By 1802, Coleridge had begun to suspect what the next thirty years would confirm – that there was a ‘radical Difference’ between Wordsworth’s conception of poetry and his own (CL STC II. 830). Lyrical Ballads was the outcome of a period of initial excitement when, at the start of a relationship, each man was able to suspend his difference and, for a while, be a version of himself that met the other’s hopes and ideals. As such, it was a typical project for Coleridge, who had an intense need to be part of a literary circle in which friendship gave rise to, and was in turn intensified by, communal writing, reading and publishing. He had been co-writing or co-publishing poems with Southey since 1794; in 1797 his first verse collection included poems by his friends Charles Lloyd and Charles Lamb. Wordsworth, on the other hand, had never published collaboratively before and never would again. In a sense, then, Lyrical Ballads (1798) was a Coleridgean volume, one of many co-authored outlets for a practice of versifying that he shared with friends – a practice that was often self-reflexive: the poems were often about the shared experiences of the friends with whom they were written and/or to whom they were recited. A case in point was ‘This Lime Tree Bower My Prison’, the poem in which Coleridge first invoked William and Dorothy in the conversational voice that he and Wordsworth would develop during the next five years. The poem features Charles Lamb as well as the Wordsworths and was recited to them on the spot where it was composed. It was not, however, published in Lyrical Ballads but in Southey’s Annual Anthology alongside contributions by other members of the circle – including Joseph Cottle, the Bristol bookseller who published both it and Lyrical Ballads. This pattern suggests that Lyrical Ballads was just one of many joint publications by which Coleridge sought to promote the innovatory poetic style of the West Country circle, and in so doing endorse their group language. Other poems went into the columns of The Morning Post, where verse by Southey and by Mary Robinson (a satellite member of the group) also appeared.

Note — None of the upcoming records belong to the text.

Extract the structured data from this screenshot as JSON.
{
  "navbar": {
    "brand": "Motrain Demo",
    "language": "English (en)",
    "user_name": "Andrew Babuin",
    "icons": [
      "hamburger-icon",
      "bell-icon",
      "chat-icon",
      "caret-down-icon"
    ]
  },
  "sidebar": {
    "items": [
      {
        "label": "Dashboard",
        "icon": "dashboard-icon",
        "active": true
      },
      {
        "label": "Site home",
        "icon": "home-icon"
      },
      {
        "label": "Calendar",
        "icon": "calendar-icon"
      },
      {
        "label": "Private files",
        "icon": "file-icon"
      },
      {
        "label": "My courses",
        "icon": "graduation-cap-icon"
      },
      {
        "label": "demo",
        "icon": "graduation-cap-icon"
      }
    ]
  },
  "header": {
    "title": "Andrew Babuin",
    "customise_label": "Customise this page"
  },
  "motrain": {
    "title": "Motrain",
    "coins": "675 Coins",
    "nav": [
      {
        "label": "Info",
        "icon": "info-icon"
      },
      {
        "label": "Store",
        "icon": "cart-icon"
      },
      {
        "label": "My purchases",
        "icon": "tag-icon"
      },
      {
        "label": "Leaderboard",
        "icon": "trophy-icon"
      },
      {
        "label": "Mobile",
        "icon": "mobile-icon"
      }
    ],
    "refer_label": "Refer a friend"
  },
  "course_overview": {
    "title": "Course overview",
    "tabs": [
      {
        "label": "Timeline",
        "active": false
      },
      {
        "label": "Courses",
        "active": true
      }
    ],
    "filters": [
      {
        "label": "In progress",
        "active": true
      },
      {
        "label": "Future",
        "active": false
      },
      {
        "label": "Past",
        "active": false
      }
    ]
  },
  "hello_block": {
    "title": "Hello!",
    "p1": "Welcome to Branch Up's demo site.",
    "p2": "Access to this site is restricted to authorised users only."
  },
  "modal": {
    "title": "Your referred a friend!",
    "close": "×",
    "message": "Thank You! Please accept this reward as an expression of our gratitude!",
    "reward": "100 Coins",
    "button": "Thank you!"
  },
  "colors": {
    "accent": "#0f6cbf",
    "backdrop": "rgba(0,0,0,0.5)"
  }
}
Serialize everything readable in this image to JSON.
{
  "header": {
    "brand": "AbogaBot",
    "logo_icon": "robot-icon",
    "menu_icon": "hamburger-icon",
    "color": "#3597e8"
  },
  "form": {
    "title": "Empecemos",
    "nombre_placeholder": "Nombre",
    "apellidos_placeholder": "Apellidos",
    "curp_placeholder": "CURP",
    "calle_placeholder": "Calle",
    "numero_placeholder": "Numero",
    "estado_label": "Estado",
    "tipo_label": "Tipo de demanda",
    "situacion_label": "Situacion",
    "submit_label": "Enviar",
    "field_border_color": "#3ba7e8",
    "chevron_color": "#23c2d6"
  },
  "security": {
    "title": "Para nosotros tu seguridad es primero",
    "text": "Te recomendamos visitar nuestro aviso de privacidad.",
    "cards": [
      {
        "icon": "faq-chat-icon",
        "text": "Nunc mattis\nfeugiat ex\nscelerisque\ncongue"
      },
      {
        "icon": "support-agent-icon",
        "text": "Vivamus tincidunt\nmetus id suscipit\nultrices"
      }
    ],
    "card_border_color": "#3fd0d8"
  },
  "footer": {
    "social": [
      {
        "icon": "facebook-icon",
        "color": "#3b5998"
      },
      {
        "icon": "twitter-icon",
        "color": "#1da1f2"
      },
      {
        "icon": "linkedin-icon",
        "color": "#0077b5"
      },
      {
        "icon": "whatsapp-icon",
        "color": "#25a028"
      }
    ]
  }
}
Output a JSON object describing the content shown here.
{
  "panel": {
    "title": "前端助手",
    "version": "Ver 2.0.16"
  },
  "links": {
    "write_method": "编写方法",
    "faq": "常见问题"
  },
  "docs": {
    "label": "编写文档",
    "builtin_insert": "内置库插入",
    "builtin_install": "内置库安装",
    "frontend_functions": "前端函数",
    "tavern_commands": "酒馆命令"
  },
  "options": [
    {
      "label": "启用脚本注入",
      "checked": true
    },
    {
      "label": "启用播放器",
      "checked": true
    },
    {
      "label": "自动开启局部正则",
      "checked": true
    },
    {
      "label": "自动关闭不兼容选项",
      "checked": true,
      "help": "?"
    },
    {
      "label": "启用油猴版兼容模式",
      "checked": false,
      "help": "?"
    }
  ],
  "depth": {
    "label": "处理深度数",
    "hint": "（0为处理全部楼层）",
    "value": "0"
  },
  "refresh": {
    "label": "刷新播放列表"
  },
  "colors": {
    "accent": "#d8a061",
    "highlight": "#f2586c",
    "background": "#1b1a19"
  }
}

The long-established association of Romanticism with youth has resulted in the early poems of the Lake Poets being considered the most significant. Tim Fulford challenges the tendency to overlook the later poetry of no longer youthful poets, which has had the result of neglecting the Wordsworth, Coleridge and Southey of the 1820s and leaving unexamined the three poets' rise to popularity in the 1830s and 1840s. He offers a fresh perspective on the Lake Poets as professional writers shaping long careers through new work, as well as the republication of their early successes. The theme of lateness, incorporating revision, recollection, age and loss, is examined within contexts including gender, visual art, and the commercial book market. Fulford investigates the Lake Poets' later poems for their impact now, while also exploring their historical effects in their own time and counting the costs of their omission from Romanticism.